In this, the second-to-the-last week of the Church year, Jesus has finally made it to Jerusalem. Near to His passion and death, He gives us a teaching of hope—telling us how it will be when He returns again in glory. Today’s Gospel is taken from the end of a long discourse in which He describes tribulations the likes of which haven’t been seen “since the beginning of God’s creation” He describes what amounts to a dissolution of God’s creation, a “devolution” of the world to its original state of formlessness and void. First, human community—nations and kingdoms—will break down. Then the earth will stop yielding food and begin to shake apart (13:8). Next, the family will be torn apart from within and the last faithful individuals will be persecuted (13:9–13). Finally, the Temple will be desecrated, the earth emptied of God’s presence (13:14). In today’s reading, God is described putting out the lights that He established in the sky in the very beginning—the sun, the moon and the stars.
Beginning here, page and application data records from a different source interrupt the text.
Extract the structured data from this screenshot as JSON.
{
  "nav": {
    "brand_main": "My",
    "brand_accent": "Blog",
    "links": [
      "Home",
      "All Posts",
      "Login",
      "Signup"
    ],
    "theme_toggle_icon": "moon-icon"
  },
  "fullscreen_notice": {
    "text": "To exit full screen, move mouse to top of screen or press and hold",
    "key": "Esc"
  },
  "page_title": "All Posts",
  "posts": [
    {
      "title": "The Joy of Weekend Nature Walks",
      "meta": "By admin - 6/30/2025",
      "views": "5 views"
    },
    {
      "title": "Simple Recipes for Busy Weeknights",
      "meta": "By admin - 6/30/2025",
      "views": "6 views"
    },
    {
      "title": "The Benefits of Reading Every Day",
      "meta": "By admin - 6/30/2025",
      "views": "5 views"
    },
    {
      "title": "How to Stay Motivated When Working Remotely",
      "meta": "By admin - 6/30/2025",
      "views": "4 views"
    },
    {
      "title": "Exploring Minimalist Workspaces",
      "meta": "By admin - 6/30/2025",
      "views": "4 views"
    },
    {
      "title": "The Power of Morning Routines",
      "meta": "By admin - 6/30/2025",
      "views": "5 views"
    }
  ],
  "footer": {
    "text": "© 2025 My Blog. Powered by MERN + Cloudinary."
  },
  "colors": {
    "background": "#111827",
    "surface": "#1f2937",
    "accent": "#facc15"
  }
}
Into this “uncreated” darkness, the Son of Man, in whom all things were made, will come. Jesus has already told us that the Son of Man must be humiliated and killed. Here He describes His ultimate victory, using royal-divine images drawn from the Old Testament—clouds, glory, and angels. He shows Himself to be the fulfillment of all God’s promises to save “the elect,” the faithful remnant IN today’s First Reading tells us, this salvation will include the bodily resurrection of those who sleep in the dust. We are to watch for this day, when His enemies are finally made His footstool, as today’s Epistle envisions. We can wait in confidence knowing, as we pray in today’s Psalm, that we will one day delight at His right hand forever.